[[ Extracted entries open ]]

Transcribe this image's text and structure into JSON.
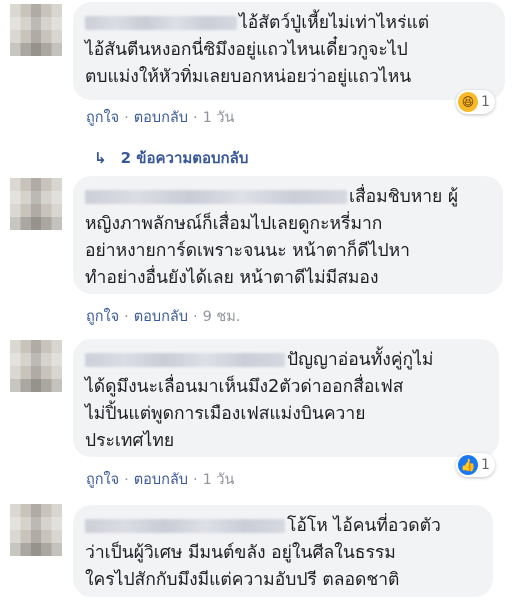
{
  "comments": [
    {
      "text_first": "ไอ้สัตว์ปู่เหี้ยไม่เท่าไหร่แต่",
      "text_rest": "ไอ้สันตีนหงอกนี่ซิมึงอยู่แถวไหนเดี๋ยวกูจะไป\nตบแม่งให้หัวทิ่มเลยบอกหน่อยว่าอยู่แถวไหน",
      "like_label": "ถูกใจ",
      "reply_label": "ตอบกลับ",
      "time": "1 วัน",
      "reaction_icon": "haha-reaction-icon",
      "reaction_count": "1"
    },
    {
      "text_first": "เสื่อมชิบหาย ผู้",
      "text_rest": "หญิงภาพลักษณ์ก็เสื่อมไปเลยดูกะหรี่มาก\nอย่าหงายการ์ดเพราะจนนะ หน้าตาก็ดีไปหา\nทำอย่างอื่นยังได้เลย หน้าตาดีไม่มีสมอง",
      "like_label": "ถูกใจ",
      "reply_label": "ตอบกลับ",
      "time": "9 ชม."
    },
    {
      "text_first": "ปัญญาอ่อนทั้งคู่กูไม่",
      "text_rest": "ได้ดูมึงนะเลื่อนมาเห็นมึง2ตัวด่าออกสื่อเฟส\nไม่ปิ้นแต่พูดการเมืองเฟสแม่งบินควาย\nประเทศไทย",
      "like_label": "ถูกใจ",
      "reply_label": "ตอบกลับ",
      "time": "1 วัน",
      "reaction_icon": "like-reaction-icon",
      "reaction_count": "1"
    },
    {
      "text_first": "โอ้โห ไอ้คนที่อวดตัว",
      "text_rest": "ว่าเป็นผู้วิเศษ มีมนต์ขลัง อยู่ในศีลในธรรม\nใครไปสักกับมึงมีแต่ความอับปรี ตลอดชาติ"
    }
  ],
  "replies_link": "2 ข้อความตอบกลับ",
  "separator": "·",
  "colors": {
    "bubble": "#f2f3f5",
    "link": "#385898",
    "time": "#90949c",
    "text": "#1c1e21"
  }
}
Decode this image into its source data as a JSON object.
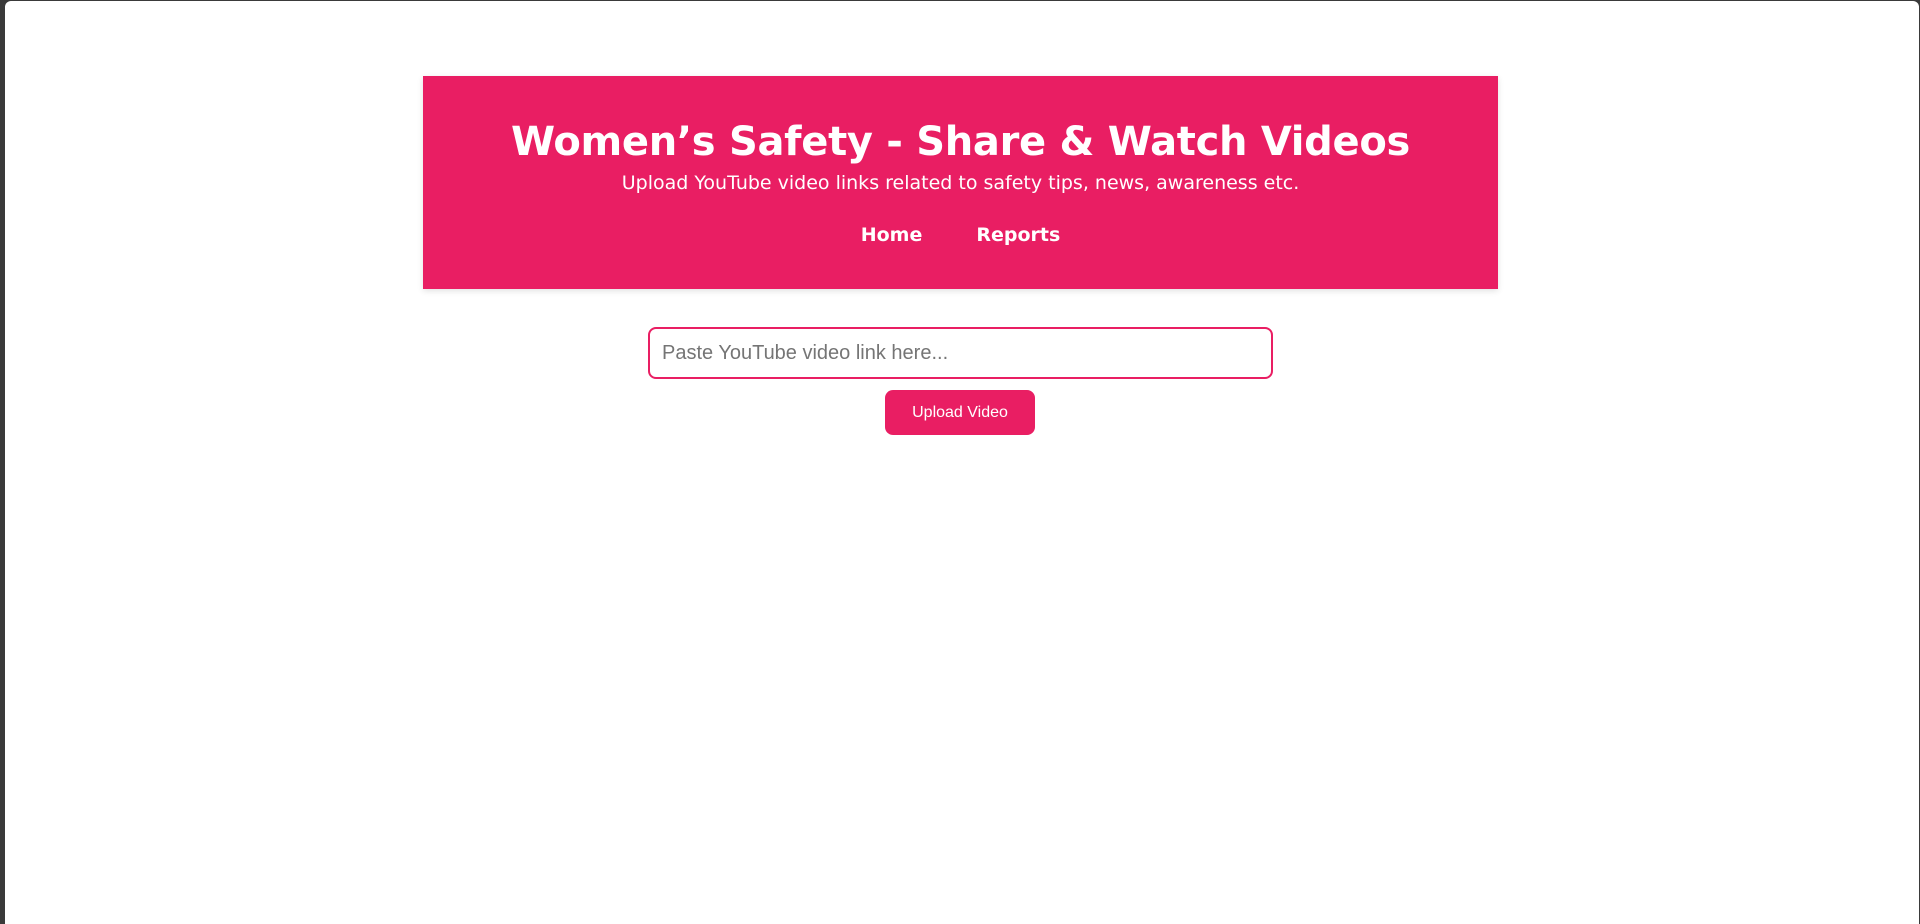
{
  "header": {
    "title": "Women’s Safety - Share & Watch Videos",
    "subtitle": "Upload YouTube video links related to safety tips, news, awareness etc.",
    "nav": [
      {
        "label": "Home"
      },
      {
        "label": "Reports"
      }
    ]
  },
  "upload_form": {
    "input_value": "",
    "input_placeholder": "Paste YouTube video link here...",
    "button_label": "Upload Video"
  },
  "colors": {
    "accent": "#e91e63",
    "background": "#ffffff",
    "text_on_accent": "#ffffff"
  }
}
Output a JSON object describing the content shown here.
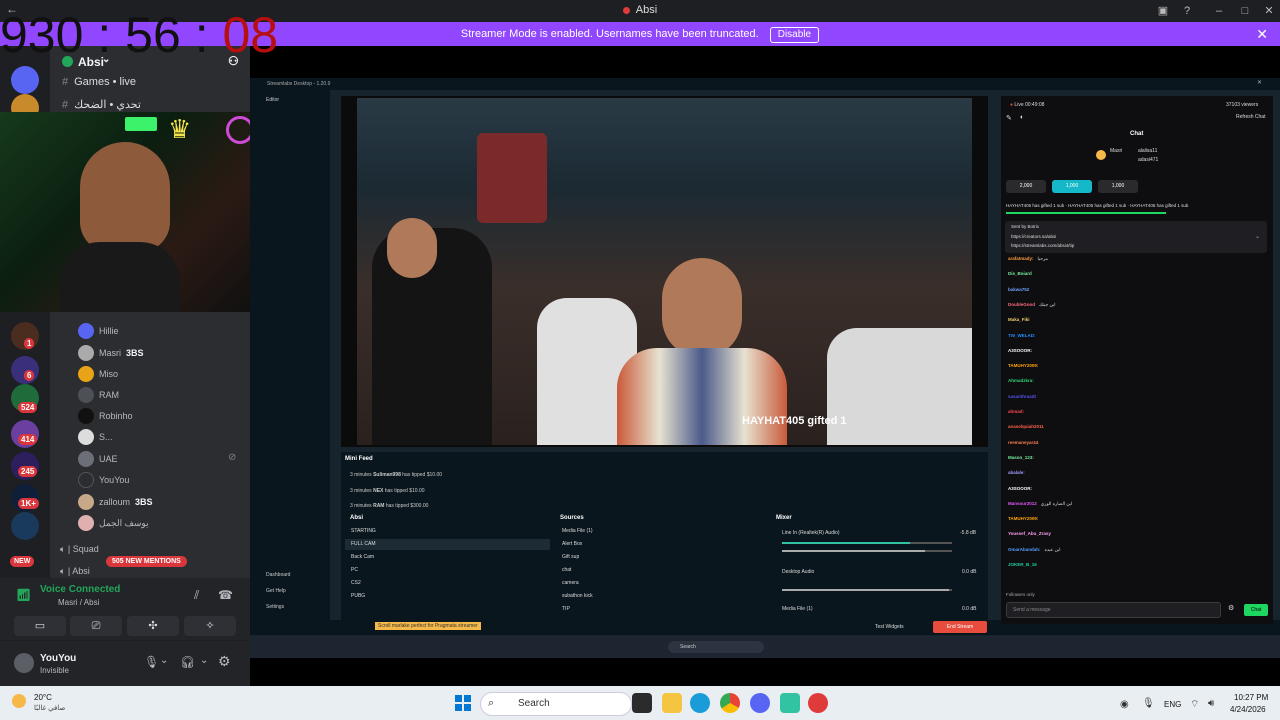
{
  "window": {
    "title": "Absi"
  },
  "banner": {
    "text": "Streamer Mode is enabled. Usernames have been truncated.",
    "button": "Disable"
  },
  "timer": {
    "hours": "930",
    "minutes": "56",
    "seconds": "08",
    "sep": ":"
  },
  "server": {
    "name": "Absi"
  },
  "channels": [
    {
      "name": "Games • live"
    },
    {
      "name": "تحدي • الضحك"
    }
  ],
  "guild_badges": [
    "1",
    "6",
    "524",
    "414",
    "245",
    "1K+"
  ],
  "new_label": "NEW",
  "mentions_label": "505 NEW MENTIONS",
  "members": [
    {
      "name": "Hillie",
      "tag": ""
    },
    {
      "name": "Masri",
      "tag": "3BS"
    },
    {
      "name": "Miso",
      "tag": ""
    },
    {
      "name": "RAM",
      "tag": ""
    },
    {
      "name": "Robinho",
      "tag": ""
    },
    {
      "name": "S...",
      "tag": ""
    },
    {
      "name": "UAE",
      "tag": ""
    },
    {
      "name": "YouYou",
      "tag": ""
    },
    {
      "name": "zalloum",
      "tag": "3BS"
    },
    {
      "name": "يوسف الجمل",
      "tag": ""
    }
  ],
  "voice_channels": [
    {
      "name": "| Squad"
    },
    {
      "name": "| Absi"
    }
  ],
  "voice": {
    "status": "Voice Connected",
    "location": "Masri / Absi"
  },
  "user": {
    "name": "YouYou",
    "status": "Invisible"
  },
  "streamlabs": {
    "title": "Streamlabs Desktop - 1.20.9",
    "editor": "Editor",
    "gifted_overlay": "HAYHAT405 gifted 1",
    "minifeed_title": "Mini Feed",
    "feed": [
      {
        "time": "3 minutes",
        "name": "Suliman998",
        "text": "has tipped $10.00"
      },
      {
        "time": "3 minutes",
        "name": "NEX",
        "text": "has tipped $10.00"
      },
      {
        "time": "3 minutes",
        "name": "RAM",
        "text": "has tipped $300.00"
      }
    ],
    "scenes_title": "Absi",
    "scenes": [
      "STARTING",
      "FULL CAM",
      "Back Cam",
      "PC",
      "CS2",
      "PUBG"
    ],
    "sources_title": "Sources",
    "sources": [
      "Media File (1)",
      "Alert Box",
      "Gift sup",
      "chat",
      "camera",
      "subathon kick",
      "TIP"
    ],
    "mixer_title": "Mixer",
    "mixer": [
      {
        "name": "Line In (Realtek(R) Audio)",
        "db": "-5.8 dB"
      },
      {
        "name": "Desktop Audio",
        "db": "0.0 dB"
      },
      {
        "name": "Media File (1)",
        "db": "0.0 dB"
      }
    ],
    "nav": [
      "Dashboard",
      "Get Help",
      "Settings"
    ],
    "account": "absi",
    "tip_banner": "Scroll marlake perfect for Pragmata streamer",
    "test_widgets": "Test Widgets",
    "end_stream": "End Stream"
  },
  "chat": {
    "live": "Live 00:49:08",
    "viewers": "37103 viewers",
    "refresh": "Refresh Chat",
    "title": "Chat",
    "top_users": [
      "Masri",
      "alalisa11",
      "adasi471"
    ],
    "pills": [
      "2,000",
      "1,000",
      "1,000"
    ],
    "gift_ticker": "HAYHAT405 has gifted 1 sub · HAYHAT405 has gifted 1 sub · HAYHAT405 has gifted 1 sub",
    "pinned_by": "Sent by Botrix",
    "pinned_link1": "https://creators.sa/absi",
    "pinned_link2": "https://streamlabs.com/absi4/tip",
    "messages": [
      {
        "name": "arafatmady:",
        "text": "مرحبا",
        "color": "#ff9f43"
      },
      {
        "name": "Dis_Boiard",
        "text": "",
        "color": "#7bed9f"
      },
      {
        "name": "bakwa752",
        "text": "",
        "color": "#70a1ff"
      },
      {
        "name": "DoubleGood",
        "text": "ابن جبتك",
        "color": "#ff6b81"
      },
      {
        "name": "Maka_Fiki",
        "text": "",
        "color": "#eccc68"
      },
      {
        "name": "TW_WELAD:",
        "text": "",
        "color": "#1e90ff"
      },
      {
        "name": "A3SOOOR:",
        "text": "",
        "color": "#ffffff"
      },
      {
        "name": "TAMUHY2009:",
        "text": "",
        "color": "#ffa502"
      },
      {
        "name": "Ahmadzkra:",
        "text": "",
        "color": "#2ed573"
      },
      {
        "name": "sasanthraadt",
        "text": "",
        "color": "#5352ed"
      },
      {
        "name": "ahmad:",
        "text": "",
        "color": "#ff4757"
      },
      {
        "name": "anaselquiah2011",
        "text": "",
        "color": "#ff6348"
      },
      {
        "name": "reemaneyar44",
        "text": "",
        "color": "#ff7f50"
      },
      {
        "name": "Mason_123:",
        "text": "",
        "color": "#7bed9f"
      },
      {
        "name": "abalale:",
        "text": "",
        "color": "#a29bfe"
      },
      {
        "name": "A3SOOOR:",
        "text": "",
        "color": "#ffffff"
      },
      {
        "name": "Mansour2012",
        "text": "ابن الصاره الوري",
        "color": "#e056fd"
      },
      {
        "name": "TAMUHY2009:",
        "text": "",
        "color": "#ffa502"
      },
      {
        "name": "Youssef_Abu_Zrasy",
        "text": "",
        "color": "#ff9ff3"
      },
      {
        "name": "OmarAbandah:",
        "text": "ابن عبده",
        "color": "#54a0ff"
      },
      {
        "name": "JOKER_B_16",
        "text": "",
        "color": "#1dd1a1"
      },
      {
        "name": "",
        "text": "",
        "color": "#ff6b6b"
      }
    ],
    "followers_only": "Followers only",
    "placeholder": "Send a message",
    "send": "Chat"
  },
  "taskbar": {
    "weather_temp": "20°C",
    "weather_desc": "صافي غالبًا",
    "search": "Search",
    "lang": "ENG",
    "time": "10:27 PM",
    "date": "4/24/2026"
  },
  "colors": {
    "twitch_purple": "#9146ff",
    "discord_bg": "#2b2d31",
    "streamlabs_bg": "#09161d",
    "kick_green": "#1ed760",
    "end_stream_red": "#e74c3c"
  }
}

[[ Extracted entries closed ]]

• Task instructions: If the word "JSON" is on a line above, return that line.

• Task response:
Transcribe this image's text and structure into JSON.
Decode this image into its source data as a JSON object.
Output a JSON object describing the content shown here.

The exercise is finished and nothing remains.